In these cases other interpolation methods (especially the simpler and less statistically based methods) tend to have no advantages either. In these situations, one can only get some interpolation, which does not need to have much in common with the spatial character of this parameter. You can also use kriging (FUZZEKS) then. Typically one would use a linear theoretical variogram, because for the kriging result with this, the range parameter makes no difference (for sill and nugget-effect holds the same). If one thinks of drawing the isolines by hand because no suitable method is found, kriging with linear theoretical variogram can be a pretty good method.

### Possible theoretical variograms The fields above and below the display of the variogram curves show the parameters the user has chosen in order to define the theoretical variogram:
• Range: The smallest distance where two data points do not have anything in common. It is displayed as vertical dashed line.
This parameter has a great influence on the result.
• Sill: The variogram value of these points (out of range). It is displayed as horizontal dashed line.

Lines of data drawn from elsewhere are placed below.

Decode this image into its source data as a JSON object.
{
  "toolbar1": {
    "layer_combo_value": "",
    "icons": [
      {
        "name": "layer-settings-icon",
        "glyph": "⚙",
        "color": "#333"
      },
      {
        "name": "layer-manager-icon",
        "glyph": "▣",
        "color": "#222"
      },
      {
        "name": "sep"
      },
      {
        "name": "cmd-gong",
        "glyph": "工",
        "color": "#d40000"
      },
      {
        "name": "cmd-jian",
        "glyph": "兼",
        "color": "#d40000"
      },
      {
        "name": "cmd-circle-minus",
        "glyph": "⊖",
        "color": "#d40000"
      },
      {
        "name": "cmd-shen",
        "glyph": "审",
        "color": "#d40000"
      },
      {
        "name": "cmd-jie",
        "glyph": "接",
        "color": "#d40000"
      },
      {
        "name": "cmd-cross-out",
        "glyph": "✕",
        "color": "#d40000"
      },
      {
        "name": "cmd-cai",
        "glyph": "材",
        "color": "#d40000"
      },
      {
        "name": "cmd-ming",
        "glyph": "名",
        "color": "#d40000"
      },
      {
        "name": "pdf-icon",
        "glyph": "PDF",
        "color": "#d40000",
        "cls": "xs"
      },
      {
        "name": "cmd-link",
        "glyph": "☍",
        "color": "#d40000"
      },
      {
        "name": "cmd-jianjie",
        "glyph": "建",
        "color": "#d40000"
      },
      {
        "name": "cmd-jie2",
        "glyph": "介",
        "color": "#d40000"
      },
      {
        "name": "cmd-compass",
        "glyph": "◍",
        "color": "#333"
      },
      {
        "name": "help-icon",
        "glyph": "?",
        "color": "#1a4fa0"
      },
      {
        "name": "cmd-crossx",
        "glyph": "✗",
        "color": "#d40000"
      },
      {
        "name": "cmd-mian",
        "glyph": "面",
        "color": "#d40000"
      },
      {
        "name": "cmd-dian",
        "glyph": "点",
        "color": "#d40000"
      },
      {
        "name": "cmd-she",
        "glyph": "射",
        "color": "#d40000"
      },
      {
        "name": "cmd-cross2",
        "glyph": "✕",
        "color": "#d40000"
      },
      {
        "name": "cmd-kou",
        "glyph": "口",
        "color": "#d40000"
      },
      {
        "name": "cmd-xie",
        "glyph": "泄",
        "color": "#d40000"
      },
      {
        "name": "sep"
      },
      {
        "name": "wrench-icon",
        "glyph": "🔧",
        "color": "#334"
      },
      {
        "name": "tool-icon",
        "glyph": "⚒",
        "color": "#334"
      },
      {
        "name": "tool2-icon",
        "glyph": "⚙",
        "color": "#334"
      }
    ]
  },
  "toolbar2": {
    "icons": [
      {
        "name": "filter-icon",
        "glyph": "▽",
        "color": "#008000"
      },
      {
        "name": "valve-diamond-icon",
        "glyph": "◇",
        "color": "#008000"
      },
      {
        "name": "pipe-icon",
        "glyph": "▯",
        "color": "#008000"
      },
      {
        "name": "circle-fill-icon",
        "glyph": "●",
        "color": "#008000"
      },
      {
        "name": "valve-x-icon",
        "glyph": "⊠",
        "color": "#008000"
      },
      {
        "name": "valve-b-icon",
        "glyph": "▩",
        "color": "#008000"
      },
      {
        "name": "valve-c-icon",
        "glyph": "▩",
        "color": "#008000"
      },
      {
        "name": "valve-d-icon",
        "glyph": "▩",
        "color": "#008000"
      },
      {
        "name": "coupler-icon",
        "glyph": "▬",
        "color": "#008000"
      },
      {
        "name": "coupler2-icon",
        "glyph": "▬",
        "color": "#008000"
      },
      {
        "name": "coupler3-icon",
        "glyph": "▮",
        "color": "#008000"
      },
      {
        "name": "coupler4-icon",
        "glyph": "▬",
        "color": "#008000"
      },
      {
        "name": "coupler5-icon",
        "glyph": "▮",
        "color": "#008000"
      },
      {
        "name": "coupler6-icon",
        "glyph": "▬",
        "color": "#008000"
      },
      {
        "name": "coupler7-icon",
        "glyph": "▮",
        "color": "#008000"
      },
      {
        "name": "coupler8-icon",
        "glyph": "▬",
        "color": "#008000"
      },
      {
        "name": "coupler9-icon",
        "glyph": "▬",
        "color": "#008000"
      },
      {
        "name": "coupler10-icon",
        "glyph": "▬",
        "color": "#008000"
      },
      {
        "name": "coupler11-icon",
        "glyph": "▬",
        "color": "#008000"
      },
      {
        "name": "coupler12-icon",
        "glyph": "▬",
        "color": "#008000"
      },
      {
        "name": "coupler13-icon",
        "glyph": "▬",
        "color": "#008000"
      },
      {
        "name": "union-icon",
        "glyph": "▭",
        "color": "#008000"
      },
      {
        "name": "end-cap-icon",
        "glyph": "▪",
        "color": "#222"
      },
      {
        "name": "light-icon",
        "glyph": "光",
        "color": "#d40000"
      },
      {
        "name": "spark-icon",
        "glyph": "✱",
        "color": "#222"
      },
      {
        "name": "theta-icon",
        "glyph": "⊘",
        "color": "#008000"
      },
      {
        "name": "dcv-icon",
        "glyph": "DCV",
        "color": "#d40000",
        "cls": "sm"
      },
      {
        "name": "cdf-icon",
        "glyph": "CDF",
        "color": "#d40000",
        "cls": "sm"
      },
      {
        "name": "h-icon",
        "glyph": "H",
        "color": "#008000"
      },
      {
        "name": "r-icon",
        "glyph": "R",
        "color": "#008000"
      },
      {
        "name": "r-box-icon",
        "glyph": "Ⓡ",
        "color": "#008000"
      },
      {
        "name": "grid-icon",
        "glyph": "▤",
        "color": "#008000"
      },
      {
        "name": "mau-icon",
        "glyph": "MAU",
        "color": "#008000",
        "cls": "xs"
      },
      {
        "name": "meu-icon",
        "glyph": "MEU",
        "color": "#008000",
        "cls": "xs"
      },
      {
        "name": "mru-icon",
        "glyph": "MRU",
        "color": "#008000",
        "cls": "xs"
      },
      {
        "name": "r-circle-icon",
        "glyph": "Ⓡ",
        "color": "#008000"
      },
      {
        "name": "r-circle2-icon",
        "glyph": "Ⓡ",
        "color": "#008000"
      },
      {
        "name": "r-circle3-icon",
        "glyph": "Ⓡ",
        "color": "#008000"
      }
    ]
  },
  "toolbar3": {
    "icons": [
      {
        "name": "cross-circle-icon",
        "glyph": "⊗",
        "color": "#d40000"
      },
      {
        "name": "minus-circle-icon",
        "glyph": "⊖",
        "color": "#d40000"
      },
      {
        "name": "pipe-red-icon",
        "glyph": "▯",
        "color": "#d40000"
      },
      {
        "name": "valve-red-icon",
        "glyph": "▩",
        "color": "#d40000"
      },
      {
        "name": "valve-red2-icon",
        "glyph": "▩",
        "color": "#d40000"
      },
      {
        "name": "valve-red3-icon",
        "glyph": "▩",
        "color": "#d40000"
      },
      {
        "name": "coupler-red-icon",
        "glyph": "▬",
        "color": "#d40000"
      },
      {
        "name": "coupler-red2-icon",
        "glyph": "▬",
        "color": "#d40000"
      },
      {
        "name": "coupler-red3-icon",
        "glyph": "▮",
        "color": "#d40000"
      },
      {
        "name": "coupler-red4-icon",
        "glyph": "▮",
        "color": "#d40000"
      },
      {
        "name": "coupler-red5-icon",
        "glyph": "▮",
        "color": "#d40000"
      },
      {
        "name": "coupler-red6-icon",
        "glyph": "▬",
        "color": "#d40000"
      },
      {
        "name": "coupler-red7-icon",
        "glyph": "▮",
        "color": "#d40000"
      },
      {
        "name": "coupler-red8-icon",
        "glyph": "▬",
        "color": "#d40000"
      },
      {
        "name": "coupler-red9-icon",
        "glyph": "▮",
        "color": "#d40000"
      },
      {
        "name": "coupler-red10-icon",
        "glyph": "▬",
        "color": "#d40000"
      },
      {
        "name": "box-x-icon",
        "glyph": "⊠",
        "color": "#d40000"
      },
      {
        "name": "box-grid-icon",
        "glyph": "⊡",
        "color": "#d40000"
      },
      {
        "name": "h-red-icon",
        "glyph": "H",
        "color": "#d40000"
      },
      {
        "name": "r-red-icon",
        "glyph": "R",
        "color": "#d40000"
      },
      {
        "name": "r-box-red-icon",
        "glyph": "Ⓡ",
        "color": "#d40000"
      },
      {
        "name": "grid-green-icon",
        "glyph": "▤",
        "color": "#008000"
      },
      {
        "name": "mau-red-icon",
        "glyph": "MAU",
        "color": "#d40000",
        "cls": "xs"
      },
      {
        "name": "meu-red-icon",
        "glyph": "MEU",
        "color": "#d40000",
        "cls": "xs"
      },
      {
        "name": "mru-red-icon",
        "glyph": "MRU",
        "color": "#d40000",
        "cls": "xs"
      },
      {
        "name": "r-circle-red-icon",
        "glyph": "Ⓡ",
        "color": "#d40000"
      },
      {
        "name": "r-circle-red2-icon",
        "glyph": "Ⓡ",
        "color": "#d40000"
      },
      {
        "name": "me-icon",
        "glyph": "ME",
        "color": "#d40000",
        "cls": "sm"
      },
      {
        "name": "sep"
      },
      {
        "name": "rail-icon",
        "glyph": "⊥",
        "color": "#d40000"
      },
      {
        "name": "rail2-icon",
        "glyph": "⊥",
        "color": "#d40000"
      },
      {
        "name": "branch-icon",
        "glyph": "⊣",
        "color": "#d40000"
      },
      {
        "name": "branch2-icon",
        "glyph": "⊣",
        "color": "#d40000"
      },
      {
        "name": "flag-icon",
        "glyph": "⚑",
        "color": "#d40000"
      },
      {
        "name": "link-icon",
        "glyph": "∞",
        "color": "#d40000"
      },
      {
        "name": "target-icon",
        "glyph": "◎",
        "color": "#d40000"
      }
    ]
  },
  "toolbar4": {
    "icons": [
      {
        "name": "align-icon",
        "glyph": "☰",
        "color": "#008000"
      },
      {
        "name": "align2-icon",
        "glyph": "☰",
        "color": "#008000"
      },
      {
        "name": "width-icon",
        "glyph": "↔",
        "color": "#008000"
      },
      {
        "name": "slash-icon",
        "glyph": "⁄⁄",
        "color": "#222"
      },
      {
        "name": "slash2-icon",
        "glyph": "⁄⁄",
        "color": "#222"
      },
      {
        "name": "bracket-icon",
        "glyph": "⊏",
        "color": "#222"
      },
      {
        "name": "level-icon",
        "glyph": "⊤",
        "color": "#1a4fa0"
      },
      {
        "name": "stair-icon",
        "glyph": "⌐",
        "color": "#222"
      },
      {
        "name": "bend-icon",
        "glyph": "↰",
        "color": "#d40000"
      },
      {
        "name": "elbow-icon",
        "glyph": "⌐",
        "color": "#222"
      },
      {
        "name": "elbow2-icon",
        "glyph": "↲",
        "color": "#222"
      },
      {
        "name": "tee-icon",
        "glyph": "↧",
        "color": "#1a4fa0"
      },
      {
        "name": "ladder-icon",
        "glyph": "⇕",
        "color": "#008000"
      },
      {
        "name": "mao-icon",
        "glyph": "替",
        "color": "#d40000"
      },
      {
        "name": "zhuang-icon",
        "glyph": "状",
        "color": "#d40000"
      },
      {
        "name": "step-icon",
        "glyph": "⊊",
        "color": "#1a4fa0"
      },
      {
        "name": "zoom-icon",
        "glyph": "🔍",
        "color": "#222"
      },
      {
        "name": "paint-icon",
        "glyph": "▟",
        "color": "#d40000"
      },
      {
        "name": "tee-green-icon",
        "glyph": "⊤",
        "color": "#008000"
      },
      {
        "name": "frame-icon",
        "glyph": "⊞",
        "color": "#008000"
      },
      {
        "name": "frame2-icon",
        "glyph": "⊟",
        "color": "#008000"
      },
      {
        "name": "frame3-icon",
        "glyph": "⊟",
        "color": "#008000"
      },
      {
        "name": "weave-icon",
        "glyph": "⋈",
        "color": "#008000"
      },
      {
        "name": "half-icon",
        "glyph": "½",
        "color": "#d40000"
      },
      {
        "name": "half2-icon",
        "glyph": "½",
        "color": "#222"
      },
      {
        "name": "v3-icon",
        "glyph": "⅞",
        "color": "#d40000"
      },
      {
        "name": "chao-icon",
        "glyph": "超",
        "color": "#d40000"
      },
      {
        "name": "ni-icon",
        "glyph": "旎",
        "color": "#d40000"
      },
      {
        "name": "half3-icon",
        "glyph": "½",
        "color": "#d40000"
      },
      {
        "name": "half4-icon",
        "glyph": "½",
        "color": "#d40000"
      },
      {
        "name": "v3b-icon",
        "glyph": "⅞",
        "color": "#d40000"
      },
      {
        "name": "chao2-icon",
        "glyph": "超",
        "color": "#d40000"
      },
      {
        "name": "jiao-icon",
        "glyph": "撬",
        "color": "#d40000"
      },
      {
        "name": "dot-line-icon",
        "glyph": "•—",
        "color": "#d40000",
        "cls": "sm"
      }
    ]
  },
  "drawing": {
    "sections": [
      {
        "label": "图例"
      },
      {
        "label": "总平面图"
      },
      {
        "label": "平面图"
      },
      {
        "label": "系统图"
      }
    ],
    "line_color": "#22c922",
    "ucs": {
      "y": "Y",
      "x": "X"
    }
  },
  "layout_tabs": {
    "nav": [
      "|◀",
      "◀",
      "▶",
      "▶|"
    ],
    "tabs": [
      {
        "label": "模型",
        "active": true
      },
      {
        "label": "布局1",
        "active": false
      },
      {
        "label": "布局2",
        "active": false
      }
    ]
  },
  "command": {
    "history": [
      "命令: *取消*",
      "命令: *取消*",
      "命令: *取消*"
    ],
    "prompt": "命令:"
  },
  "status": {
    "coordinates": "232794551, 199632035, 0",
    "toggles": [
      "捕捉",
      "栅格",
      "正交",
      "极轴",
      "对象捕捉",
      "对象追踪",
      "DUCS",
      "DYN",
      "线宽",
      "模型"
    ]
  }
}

A change in this parameter does not change the result (but it can change the absolute values - not the distribution - of the estimated kriging variance). Of course, if a change of this parameter is accompanied by a change of the range parameter, which typically will be nessecary, then the result will change!
• Nugget effect: The lowest variogram value, i.e. half of the variance of values for the same point.
For changes of this parameter the same remark holds as for sill.
Remark (relates to range, sill and nugget effect): If the values in these input fields need more space to display than avilable in the input field, you must click with the mouse in the rectangle and go through the whole number (with cursor keys left and right and Home/End key) in order to read the value.
Remark (relates to scroll bars): Remember that you possibly can not read the whole number in the fields. If the actual values are important, always follow the instructions in the remark above!
• Variogram type: The actual variogram type can be composed of at most two raw variogram types.
The variogram type has great influence on the result.
The left box contains a percentage for the type displayed in the right (list-)box (the formulas listed here assume a zero nugget-effect):
• Gaussian: Starts with gradient zero. For large distances the gradient again converges to zero (the value is 95% of the sill when range is reached).
Formula: sill * (1-exp(-distance^2/range^2))
• Exponential: It starts with high gradient which converges to zero as distance goes to infinite (the value is 95% of the sill when range is reached).
Formula: sill * (1-exp(-distance/range))
• Spherical: It starts with high gradient which goes to zero when range is encountered.
Formula:
if dist< range: sill * (3*dist/(2*range) - dist^3/(2*range^3))
if dist>=range: sill
• Linear: Is not typical as variogram function, because it rises endlessly with the distance. If a good choice of theoretical variogram curve is not possible, kriging is possibly (mathematically) not allowed to use (see remark above!).
The linear approximation does not depend on the above parameters, not even on the range (with respect to the kriged values)!
Formula: sill * (distance/range)

The next pages deal with